I told my readers that "health coverage will continue [today] on World AIDS Day." I begin with France 24 English on World AIDS Day: Global inequalities pause years of progress on fighting epidemic.*
World AIDS Day is dedicated to raising awareness and remembering those who lost their lives to the illness. Although the world has come a long way in terms of both destigmatising and treating HIV/AIDS, much remains to be done. The United Nations says different forms of inequality are still preventing progress in ending the epidemic. For more, Nathan Lachowsky, assistant public health professor at the University of Victoria, joined us for Perspective.This video is a reminder that COVID-19 isn't the only pandemic raging; HIV/AIDS has been going for 40+ years.
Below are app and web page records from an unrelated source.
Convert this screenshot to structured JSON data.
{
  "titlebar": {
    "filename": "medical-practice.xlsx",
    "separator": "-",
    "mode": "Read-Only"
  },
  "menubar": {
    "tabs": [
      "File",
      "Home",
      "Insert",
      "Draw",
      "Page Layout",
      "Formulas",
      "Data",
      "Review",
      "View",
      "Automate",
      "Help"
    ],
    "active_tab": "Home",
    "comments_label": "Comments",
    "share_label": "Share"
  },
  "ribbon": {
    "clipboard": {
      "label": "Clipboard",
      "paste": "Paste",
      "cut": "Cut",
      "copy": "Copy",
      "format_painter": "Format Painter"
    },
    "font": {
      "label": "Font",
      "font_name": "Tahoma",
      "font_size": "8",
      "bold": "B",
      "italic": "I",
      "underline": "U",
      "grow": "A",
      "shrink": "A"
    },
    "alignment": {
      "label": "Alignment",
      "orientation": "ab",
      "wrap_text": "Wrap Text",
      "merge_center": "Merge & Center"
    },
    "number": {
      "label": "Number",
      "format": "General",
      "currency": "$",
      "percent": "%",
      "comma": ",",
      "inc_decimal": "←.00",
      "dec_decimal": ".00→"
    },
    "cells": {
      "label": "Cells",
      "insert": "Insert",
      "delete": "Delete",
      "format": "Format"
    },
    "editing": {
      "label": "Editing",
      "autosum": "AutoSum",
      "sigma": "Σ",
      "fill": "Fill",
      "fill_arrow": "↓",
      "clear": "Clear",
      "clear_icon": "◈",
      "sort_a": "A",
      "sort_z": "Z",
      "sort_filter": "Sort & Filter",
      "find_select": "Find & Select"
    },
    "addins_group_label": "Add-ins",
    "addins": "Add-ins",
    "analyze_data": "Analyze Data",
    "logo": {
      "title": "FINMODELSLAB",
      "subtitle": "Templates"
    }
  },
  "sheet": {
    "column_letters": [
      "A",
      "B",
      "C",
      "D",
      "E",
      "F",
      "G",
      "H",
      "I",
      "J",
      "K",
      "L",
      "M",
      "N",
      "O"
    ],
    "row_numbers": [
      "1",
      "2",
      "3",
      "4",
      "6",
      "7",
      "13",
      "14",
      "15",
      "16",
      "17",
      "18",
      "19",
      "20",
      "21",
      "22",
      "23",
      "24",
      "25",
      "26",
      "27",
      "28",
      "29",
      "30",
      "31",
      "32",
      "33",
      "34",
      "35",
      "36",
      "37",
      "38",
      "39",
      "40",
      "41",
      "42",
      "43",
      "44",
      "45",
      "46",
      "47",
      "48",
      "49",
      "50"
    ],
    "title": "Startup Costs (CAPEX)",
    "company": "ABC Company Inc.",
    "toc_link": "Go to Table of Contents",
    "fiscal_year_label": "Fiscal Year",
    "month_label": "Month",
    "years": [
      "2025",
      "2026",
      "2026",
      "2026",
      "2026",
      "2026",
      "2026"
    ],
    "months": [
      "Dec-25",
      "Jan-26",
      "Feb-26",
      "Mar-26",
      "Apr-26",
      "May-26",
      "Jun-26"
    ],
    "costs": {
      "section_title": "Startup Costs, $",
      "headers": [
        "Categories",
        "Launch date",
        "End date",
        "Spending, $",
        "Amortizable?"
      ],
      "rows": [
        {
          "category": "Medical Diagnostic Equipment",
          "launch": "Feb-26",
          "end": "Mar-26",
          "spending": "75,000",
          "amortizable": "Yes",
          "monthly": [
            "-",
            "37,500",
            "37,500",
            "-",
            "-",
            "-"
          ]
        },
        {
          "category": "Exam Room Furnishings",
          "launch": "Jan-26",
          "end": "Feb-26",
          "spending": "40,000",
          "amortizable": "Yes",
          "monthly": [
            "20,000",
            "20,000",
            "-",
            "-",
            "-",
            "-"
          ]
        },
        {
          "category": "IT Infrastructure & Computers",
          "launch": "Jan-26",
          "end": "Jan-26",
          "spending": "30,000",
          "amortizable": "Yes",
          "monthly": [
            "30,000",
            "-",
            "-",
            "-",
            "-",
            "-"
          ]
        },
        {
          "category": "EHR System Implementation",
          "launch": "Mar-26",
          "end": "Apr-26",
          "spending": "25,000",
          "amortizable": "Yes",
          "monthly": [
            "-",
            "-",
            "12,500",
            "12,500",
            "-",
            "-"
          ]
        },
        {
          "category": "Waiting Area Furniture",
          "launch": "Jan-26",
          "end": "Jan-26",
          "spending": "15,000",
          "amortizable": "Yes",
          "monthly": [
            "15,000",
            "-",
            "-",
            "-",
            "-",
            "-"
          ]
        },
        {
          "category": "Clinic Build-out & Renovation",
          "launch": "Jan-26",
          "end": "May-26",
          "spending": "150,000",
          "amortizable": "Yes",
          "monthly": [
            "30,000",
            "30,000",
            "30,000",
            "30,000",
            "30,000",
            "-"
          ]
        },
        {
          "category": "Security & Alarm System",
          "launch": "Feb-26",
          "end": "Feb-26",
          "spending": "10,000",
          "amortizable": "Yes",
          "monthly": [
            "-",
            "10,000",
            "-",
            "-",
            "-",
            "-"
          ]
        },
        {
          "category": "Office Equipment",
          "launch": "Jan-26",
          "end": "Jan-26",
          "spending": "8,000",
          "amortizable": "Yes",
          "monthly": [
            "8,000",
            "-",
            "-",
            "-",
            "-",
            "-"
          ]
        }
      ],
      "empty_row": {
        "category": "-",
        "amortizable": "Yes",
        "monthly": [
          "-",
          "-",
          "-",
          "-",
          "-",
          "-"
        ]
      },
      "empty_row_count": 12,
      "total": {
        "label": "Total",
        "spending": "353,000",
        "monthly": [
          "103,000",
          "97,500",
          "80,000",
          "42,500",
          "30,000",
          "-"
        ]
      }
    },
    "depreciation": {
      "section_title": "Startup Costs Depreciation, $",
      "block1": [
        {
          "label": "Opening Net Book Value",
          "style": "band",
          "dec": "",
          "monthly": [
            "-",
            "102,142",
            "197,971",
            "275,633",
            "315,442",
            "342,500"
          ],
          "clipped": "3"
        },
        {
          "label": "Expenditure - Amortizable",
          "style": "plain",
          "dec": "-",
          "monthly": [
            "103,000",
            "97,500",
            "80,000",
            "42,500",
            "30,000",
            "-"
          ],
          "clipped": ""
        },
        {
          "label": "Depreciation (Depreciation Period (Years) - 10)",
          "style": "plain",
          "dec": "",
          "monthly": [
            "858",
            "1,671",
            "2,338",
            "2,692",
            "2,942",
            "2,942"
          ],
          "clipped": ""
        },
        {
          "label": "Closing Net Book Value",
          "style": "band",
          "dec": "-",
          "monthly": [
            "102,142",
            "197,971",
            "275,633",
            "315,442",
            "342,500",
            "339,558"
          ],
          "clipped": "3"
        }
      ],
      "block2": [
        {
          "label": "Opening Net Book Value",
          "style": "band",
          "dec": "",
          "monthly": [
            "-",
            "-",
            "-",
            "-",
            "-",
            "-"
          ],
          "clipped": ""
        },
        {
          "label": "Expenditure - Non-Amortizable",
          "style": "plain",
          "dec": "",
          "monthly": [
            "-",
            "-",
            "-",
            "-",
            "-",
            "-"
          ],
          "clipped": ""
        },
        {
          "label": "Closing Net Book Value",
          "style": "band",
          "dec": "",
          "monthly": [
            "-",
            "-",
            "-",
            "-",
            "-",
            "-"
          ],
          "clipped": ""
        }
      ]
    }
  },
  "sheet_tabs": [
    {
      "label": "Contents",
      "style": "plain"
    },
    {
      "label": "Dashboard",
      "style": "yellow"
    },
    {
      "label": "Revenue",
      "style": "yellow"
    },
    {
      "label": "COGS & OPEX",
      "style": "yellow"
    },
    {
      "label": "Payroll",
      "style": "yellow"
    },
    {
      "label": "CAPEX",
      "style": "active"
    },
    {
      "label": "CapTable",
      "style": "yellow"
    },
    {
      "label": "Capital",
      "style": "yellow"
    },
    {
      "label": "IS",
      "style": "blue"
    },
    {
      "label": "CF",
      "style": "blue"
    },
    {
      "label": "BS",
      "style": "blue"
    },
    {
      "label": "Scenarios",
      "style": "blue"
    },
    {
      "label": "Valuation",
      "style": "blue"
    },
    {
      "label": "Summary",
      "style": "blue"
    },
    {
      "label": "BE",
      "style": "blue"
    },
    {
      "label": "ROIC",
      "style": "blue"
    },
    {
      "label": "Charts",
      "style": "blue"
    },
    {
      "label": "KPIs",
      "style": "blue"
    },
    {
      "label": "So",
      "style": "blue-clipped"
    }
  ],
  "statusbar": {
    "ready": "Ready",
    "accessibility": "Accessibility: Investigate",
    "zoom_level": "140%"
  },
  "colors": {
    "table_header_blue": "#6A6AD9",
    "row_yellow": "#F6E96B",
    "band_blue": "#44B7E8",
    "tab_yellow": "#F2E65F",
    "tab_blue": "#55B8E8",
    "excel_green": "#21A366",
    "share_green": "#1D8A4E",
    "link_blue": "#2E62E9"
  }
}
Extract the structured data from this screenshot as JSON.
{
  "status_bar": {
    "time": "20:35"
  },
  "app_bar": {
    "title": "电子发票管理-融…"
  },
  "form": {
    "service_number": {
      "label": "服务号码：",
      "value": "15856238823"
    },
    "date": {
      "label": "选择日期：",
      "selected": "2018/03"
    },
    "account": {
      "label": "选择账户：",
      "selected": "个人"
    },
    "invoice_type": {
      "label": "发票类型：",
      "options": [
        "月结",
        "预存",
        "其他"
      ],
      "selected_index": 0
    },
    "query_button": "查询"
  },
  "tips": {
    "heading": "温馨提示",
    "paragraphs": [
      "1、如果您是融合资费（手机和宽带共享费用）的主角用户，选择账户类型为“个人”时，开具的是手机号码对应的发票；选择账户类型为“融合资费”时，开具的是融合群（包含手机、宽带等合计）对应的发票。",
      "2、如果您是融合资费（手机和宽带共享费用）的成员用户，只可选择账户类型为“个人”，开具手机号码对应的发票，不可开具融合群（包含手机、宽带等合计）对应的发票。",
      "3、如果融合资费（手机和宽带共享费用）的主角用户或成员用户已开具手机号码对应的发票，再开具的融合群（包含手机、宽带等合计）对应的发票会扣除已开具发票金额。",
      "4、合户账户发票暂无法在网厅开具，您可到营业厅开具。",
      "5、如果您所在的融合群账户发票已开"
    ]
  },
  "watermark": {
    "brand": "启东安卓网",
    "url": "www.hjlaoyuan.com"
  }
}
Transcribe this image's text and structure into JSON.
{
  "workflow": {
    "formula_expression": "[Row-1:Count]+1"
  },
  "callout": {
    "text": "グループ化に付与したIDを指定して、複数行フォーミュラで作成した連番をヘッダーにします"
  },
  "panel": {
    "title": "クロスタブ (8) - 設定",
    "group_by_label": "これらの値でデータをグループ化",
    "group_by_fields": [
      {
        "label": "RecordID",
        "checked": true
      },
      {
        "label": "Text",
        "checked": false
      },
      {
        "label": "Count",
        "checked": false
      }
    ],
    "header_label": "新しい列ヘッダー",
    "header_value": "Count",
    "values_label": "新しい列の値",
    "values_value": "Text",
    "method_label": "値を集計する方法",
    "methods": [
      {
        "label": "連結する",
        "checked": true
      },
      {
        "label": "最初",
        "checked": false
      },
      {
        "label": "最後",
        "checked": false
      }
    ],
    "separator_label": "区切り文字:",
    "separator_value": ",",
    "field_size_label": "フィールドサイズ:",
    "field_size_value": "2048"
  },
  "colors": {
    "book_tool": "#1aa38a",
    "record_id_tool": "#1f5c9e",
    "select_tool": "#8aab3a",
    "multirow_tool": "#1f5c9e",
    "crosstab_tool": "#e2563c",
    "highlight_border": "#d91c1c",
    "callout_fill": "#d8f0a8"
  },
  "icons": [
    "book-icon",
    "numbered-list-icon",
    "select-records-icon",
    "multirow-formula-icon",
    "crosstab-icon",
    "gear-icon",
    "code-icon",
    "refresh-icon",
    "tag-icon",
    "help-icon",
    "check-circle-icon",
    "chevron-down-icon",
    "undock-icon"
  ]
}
It may serve as an example of how to live with a disease instead of being able to cure and eliminate it. That's part of the message of CBS New York's World AIDS Day honors lost lives and uplifts survivors.
World AIDS Day is an opportunity to uplift the lives of people living with and affected by HIV/AIDS, CBS2's John Dias reports.On the one hand, Alejandro Santiago's story fulfills my wish: "Here's to World AIDS Day 2022 bringing more good news." On the other, it demonstrates that both COVID-19 and monkeypox have made living with HIV more complicated and diverted both attention and resources to more urgent, if not any more serious, health threats.
I close by hoping that World AIDS Day 2023 brings more good news.
*Once again, France provided the most readers to my blog last month with 15,625 page views to 9,319 from the United States during the past 30 days, so I'm honoring my French readers by leading off with a French news story. Thank you, and keep reading!